Talk with your allergist before making any changes to your treatment plan. If you need an allergist, use AAAAI's Find an Allergist service to search for one in your area.
According to research scheduled for presentation at the 2021 AAAAI Virtual Annual Meeting, which takes place February 26-March 1, wearing a mask can help slow the spread of COVID-19 and does not impact oxygen saturation.
MILWAUKEE, WI – Research that will be presented at the 2021 American Academy of Allergy, Asthma & Immunology (AAAAI) Virtual Annual Meeting found that wearing a mask, which helps to slow the spread of COVID-19, does not impact the oxygen saturation of the wearer, regardless of if the individual has asthma or not.
While the abstract of this research was included in an online supplement to The Journal of Allergy and Clinical Immunology that was published February 1, the full poster (#L18) will be presented at the 2021 AAAAI Virtual Annual Meeting.
Researchers requested that patients at the Michigan Medicine Allergy Clinic from September 10-October 23, 2020, complete a survey which covered asthma diagnosis, their perceived control of asthma, and the type of mask that was worn. During the appointment a pulse oximetry reading was performed on patients while they were wearing their mask. Patients also were asked to report how long a mask was worn before the measurement was taken.
A total of 223 surveys were reviewed. Oxygen saturation (SpO2) ranged between 93-100%, with an average of 98%, for those with asthma. The range was 93-100%, with an average of 98%, for those without asthma. There were no significant differences in measurements when it came to gender, race, type of mask used, or the amount of time masks had been worn.

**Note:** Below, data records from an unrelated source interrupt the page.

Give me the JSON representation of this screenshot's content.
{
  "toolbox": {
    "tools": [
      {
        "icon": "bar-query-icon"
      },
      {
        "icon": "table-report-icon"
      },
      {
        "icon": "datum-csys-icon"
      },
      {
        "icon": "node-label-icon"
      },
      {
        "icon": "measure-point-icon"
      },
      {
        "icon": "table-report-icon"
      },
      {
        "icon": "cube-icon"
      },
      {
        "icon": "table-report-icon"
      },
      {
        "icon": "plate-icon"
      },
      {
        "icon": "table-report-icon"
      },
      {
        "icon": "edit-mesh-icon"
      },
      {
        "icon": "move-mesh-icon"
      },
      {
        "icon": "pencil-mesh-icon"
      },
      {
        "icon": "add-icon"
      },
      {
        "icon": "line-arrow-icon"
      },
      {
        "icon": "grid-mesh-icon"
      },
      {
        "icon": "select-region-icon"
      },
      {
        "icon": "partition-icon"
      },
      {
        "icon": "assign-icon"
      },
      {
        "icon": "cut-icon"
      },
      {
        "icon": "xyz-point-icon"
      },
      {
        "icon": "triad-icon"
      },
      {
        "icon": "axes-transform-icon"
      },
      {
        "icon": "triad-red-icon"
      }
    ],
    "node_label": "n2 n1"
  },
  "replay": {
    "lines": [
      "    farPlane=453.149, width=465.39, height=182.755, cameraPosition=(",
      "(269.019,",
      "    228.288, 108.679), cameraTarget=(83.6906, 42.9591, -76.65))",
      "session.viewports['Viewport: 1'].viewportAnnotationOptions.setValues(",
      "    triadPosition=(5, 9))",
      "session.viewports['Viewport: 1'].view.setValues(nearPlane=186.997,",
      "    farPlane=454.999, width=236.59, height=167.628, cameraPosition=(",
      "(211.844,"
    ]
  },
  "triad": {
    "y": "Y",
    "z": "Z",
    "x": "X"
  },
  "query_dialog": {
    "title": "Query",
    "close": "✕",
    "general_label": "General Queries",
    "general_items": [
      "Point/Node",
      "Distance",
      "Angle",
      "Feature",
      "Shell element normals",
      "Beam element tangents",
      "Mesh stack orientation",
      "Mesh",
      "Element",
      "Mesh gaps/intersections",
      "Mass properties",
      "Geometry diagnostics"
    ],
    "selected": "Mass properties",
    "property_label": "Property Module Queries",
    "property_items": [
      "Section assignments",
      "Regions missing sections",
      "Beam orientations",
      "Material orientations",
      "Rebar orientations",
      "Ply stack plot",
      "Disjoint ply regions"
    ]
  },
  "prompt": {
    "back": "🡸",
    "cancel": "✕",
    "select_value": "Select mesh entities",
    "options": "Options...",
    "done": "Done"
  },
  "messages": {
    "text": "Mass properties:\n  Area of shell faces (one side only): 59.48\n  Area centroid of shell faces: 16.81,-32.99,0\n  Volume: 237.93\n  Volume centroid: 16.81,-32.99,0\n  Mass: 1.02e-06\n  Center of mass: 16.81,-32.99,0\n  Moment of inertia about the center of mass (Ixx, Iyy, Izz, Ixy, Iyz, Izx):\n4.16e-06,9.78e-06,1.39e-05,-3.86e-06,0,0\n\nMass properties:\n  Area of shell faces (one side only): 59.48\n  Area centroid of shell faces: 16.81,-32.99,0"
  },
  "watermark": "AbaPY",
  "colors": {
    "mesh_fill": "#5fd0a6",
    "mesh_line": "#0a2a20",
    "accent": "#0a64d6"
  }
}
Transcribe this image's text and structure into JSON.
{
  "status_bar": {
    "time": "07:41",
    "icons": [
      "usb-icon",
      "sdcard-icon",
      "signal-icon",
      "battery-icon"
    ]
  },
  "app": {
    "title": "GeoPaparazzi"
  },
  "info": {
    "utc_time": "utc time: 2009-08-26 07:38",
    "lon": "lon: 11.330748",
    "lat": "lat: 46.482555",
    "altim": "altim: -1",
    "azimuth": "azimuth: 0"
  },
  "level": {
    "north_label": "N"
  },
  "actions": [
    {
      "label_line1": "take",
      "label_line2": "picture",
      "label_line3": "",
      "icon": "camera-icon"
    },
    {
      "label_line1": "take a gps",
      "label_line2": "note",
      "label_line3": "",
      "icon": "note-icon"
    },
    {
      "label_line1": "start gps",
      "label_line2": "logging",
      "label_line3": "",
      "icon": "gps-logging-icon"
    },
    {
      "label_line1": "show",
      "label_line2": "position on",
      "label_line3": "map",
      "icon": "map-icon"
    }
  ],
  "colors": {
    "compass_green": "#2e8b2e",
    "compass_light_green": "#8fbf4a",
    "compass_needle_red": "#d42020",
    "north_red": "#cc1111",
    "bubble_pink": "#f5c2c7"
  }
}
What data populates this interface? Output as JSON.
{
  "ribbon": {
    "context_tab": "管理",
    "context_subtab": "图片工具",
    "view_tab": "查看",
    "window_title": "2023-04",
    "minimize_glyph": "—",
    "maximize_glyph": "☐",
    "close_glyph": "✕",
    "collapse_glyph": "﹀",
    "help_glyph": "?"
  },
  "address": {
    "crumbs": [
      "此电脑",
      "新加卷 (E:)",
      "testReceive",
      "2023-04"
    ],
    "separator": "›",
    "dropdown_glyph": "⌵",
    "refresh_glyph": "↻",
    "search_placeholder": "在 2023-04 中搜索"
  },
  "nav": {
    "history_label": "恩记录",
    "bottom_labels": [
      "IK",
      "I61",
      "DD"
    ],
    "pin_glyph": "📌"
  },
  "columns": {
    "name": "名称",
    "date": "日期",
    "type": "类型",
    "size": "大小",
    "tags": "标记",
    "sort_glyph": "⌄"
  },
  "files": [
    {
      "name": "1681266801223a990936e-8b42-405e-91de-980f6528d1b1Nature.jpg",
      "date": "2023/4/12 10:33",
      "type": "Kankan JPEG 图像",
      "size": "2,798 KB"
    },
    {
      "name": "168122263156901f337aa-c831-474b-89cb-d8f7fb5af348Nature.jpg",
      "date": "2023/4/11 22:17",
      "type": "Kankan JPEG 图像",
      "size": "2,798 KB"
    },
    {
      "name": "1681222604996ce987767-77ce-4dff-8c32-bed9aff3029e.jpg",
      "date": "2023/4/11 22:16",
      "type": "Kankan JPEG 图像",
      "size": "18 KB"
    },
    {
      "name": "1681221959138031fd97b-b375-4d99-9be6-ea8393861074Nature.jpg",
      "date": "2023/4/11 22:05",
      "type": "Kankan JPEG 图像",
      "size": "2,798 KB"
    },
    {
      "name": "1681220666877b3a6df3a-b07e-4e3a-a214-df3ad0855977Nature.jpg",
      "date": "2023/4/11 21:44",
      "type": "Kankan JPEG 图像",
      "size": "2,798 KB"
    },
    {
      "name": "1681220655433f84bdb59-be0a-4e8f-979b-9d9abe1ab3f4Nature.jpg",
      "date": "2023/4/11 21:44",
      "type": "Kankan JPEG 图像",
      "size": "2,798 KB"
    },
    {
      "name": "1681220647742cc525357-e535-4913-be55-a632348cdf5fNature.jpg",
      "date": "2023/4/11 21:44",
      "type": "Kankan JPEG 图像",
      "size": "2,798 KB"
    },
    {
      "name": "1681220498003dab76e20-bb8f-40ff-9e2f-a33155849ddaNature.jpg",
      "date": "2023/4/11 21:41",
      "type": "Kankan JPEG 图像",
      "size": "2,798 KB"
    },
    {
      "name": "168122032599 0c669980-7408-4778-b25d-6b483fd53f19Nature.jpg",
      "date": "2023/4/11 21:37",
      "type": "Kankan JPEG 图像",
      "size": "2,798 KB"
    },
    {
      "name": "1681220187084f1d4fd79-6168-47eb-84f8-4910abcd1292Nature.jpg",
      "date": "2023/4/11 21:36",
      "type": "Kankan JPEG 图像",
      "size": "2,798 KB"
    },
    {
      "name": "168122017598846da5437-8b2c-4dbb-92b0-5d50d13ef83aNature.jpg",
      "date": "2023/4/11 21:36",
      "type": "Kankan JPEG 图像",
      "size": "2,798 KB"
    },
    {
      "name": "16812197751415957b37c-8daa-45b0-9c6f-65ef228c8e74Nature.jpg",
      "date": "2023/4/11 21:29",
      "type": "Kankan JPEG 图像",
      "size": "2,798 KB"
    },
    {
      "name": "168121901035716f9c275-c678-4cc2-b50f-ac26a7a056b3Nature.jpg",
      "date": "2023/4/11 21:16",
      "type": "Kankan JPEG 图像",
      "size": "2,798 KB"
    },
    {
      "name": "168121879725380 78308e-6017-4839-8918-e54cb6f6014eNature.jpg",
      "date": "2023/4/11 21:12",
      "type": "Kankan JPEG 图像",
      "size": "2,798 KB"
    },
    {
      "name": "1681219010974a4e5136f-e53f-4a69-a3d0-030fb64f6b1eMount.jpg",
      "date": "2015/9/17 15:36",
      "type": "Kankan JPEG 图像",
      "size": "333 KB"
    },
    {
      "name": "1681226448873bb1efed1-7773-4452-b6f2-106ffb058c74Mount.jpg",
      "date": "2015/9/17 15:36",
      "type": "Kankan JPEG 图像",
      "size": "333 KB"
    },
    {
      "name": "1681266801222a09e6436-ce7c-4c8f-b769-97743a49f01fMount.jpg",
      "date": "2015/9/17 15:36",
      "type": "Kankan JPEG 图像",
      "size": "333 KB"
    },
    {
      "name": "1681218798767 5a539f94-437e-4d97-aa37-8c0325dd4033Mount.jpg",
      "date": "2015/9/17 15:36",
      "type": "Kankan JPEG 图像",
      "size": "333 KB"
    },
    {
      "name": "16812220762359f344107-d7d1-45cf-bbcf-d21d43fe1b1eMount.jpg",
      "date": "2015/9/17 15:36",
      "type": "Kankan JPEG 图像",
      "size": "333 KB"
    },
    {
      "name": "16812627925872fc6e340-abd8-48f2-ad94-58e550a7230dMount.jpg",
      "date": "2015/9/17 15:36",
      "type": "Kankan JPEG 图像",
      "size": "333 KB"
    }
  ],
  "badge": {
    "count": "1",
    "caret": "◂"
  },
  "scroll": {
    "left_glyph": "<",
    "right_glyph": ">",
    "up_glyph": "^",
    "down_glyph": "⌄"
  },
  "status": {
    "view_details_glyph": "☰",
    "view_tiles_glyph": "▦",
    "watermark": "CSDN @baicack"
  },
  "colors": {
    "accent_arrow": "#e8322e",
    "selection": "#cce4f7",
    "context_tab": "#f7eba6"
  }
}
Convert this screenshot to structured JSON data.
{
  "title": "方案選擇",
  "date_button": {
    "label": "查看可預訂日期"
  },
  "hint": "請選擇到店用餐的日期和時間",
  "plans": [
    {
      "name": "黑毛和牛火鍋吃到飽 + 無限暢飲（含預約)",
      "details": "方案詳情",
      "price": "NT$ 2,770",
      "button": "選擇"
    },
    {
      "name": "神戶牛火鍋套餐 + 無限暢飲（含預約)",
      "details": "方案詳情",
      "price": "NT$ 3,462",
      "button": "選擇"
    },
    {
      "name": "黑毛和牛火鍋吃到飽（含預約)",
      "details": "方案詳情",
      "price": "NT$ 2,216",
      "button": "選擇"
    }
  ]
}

For asthma patients who recorded their level of asthma control, similar SpO2 was measured in the well-controlled and not fully controlled groups.
“This data reinforces that wearing a mask, whether it is a surgical mask, cloth mask, or N95, is completely safe,” said author Alan P. Baptist, MD, MPH, FAAAAI, who performed the study along with colleagues Malika Gupta, MD, and Marisa Hodges, MD. “This is true for all individuals, whether they have a diagnosis of asthma or not. Wearing a mask is an essential step we can all take to reduce the spread of COVID-19. I hope this latest data will deliver peace of mind to individuals who are worried that wearing a mask may be dangerous, especially for those individuals who have asthma.”
The American Academy of Allergy, Asthma & Immunology (AAAAI) represents allergists, asthma specialists, clinical immunologists, allied health professionals and others with a special interest in the research and treatment of allergic and immunologic diseases. Established in 1943, the AAAAI has over 7,000 members in the United States, Canada and 72 other countries. The AAAAI’s Find an Allergist/Immunologist service is a trusted resource to help you find a specialist close to home.